At more than 30 years old, the Law & Order universe seems to have always been with us. Revolutionary when the mothership show (also known as “original recipe”) premiered in 1990, Law & Order debuted in an era when cable was still a baby and streaming wasn’t even invented yet.
NBC called it quits on the original series in 2010, but Law & Order still goes on in endless reruns. Considered the 36th best show of all time by Rolling Stone, it’s probably playing somewhere on your TV right now. But how much do you really know about Law & Order? Here are 20 historical bits about the series and its stars—plus how it had a large hand in helping revitalize New York City’s TV industry
Vanessa Kirby is having a moment. Riding a string of accolades for her role as Princess Margaret in the early seasons of “The Crown,” the southwest London native sailed into two Academy Award-eligible films this season with “Pieces of a Woman” and “The World to Come,” both of which dealt with the loss of a child — and one of which, “Pieces,” earned her a lead actress nomination last week.
She’s now off into the world of CGI, explosions and international intrigue with back-to-back stints in the next two “Mission: Impossible” films. But the emotional roller coaster of “Pieces” continues to linger. She spoke via Zoom with The Envelope.
Amid all the (deserved) hoopla for Netflix’s “The Queens Gambit,” there’s one character who is often overlooked: Mr. Shaibel, the janitor who sparks the chess obsession in our young heroine. But Bill Camp’s performance — understated, taciturn and, in the end, generous — is as critical as any of the leads. That’s part of Camp’s talent: No matter where the Massachusetts native turns up — including “News of the World,” filmed with wife Elizabeth Marvel, and HBO’s “The Outsider” — he makes his contribution, whatever size, essential. Armed with a SAG nomination for his “Gambit” role, Camp dialed in from lockdown in Vermont to talk with The Envelope about his own Mr. Shaibel, overcoming his competitiveness — and bribing his son.
On the surface, “Our Friend” seems like familiar awards-movie territory: Beautiful young mother dying of cancer, steadfast man by her side. But there’s more going on here than that. The film, which stars Dakota Johnson and Casey Affleck as the couple, includes the curveball of Jason Segel — a friend who puts his own life on hold to stay with them, helping with her care, and with their two young girls. Not only that, but the film, from director Gabriela Cowperthwaite, is based on a real-life story.

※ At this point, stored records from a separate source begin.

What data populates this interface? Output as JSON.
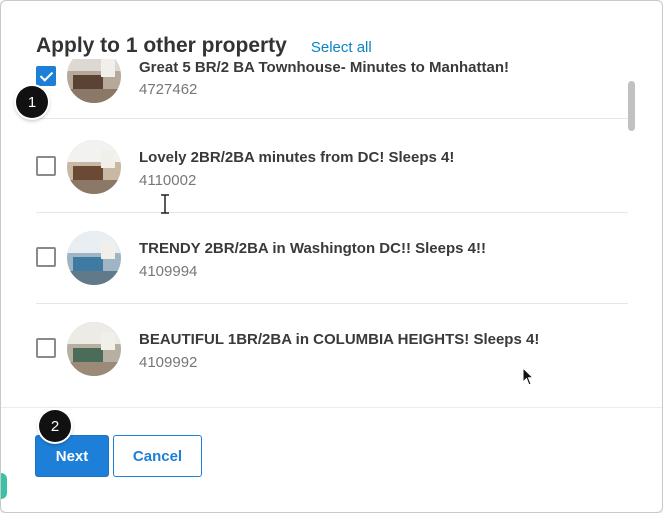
{
  "header": {
    "title": "Apply to 1 other property",
    "select_all": "Select all"
  },
  "properties": [
    {
      "title": "Great 5 BR/2 BA Townhouse- Minutes to Manhattan!",
      "id": "4727462",
      "checked": true
    },
    {
      "title": "Lovely 2BR/2BA minutes from DC! Sleeps 4!",
      "id": "4110002",
      "checked": false
    },
    {
      "title": "TRENDY 2BR/2BA in Washington DC!! Sleeps 4!!",
      "id": "4109994",
      "checked": false
    },
    {
      "title": "BEAUTIFUL 1BR/2BA in COLUMBIA HEIGHTS! Sleeps 4!",
      "id": "4109992",
      "checked": false
    }
  ],
  "footer": {
    "next_label": "Next",
    "cancel_label": "Cancel"
  },
  "annotations": {
    "step1": "1",
    "step2": "2"
  },
  "icons": {
    "checkbox": "check-icon",
    "pointer": "arrow-cursor-icon",
    "text_cursor": "i-beam-cursor-icon"
  },
  "colors": {
    "accent": "#1d7fd8",
    "link": "#0a84c6",
    "badge": "#111111"
  }
}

All three actors joined Zoom in early February to chat with The Envelope to address early critical reception, how they bonded on set, and misunderstanding the Super Bowl. But if you haven’t seen the film, note that there are spoilers ahead.
Charles Dance is feeling much better, thank you. Just out of isolation from “this wretched virus,” he’s looking hale and up for a discussion of his role in “Mank” (as William Randolph Hearst), but clearly politics are also on his mind. At 74, he’s a stage-trained actor who broke big in “The Jewel in the Crown” in 1984, then slowly became one of the most reliably enjoyable character actors who seems to be everywhere — “Game of Thrones” and “The Crown,” “Ghostbusters” and “Godzilla: King of the Monsters.” He spoke remotely with The Envelope about the size of “Citizen Kane,” battling COVID and having a resting villain face.
Family life, and family members, have a surprising way of infiltrating personal film projects. Several scripts this awards season use personal histories, or direct family connections, to tell their stories: Along with “Minari,” Florian Zeller’s “The Father” uses family history; whereas Edoardo Ponti directs his mother, Sophia Loren, in “The Life Ahead,” and brothers Anthony and Joe Russo directed “Cherry,” which was cowritten by their sister Angela Russo-Otstot. In addition, David Fincher’s “Mank” is based on a script his late father Jack wrote.
But however the family connection gets made, those who’ve done it say using that intimate connection to make a movie is a real boon, in more ways than one.